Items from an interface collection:

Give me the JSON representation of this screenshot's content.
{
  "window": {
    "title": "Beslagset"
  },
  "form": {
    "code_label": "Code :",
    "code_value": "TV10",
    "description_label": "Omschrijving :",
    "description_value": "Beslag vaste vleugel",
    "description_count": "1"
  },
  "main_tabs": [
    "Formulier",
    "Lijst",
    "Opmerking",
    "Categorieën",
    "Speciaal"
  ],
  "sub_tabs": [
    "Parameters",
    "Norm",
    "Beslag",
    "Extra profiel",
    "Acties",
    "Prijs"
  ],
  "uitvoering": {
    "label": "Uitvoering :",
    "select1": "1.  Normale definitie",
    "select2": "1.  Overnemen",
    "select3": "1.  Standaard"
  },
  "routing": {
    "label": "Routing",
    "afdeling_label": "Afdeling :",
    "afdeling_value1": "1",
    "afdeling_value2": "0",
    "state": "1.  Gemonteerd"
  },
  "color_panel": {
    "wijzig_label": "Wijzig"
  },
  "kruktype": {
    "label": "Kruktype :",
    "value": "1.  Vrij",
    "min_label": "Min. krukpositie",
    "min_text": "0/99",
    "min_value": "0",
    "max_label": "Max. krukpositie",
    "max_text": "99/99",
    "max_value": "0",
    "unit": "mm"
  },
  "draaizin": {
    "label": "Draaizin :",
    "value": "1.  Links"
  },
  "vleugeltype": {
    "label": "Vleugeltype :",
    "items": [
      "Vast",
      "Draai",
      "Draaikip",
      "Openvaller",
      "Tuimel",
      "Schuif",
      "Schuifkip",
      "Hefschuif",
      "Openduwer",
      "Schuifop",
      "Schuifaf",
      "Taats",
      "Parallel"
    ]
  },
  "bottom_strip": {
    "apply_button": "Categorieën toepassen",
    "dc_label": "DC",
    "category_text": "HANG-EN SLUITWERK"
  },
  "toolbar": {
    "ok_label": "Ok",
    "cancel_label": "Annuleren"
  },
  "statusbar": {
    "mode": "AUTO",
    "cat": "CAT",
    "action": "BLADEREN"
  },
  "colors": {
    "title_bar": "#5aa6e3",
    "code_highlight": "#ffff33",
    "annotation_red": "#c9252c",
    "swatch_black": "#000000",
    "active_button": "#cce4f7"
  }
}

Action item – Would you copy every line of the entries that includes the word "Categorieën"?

Task result –
    "Categorieën",
    "apply_button": "Categorieën toepassen",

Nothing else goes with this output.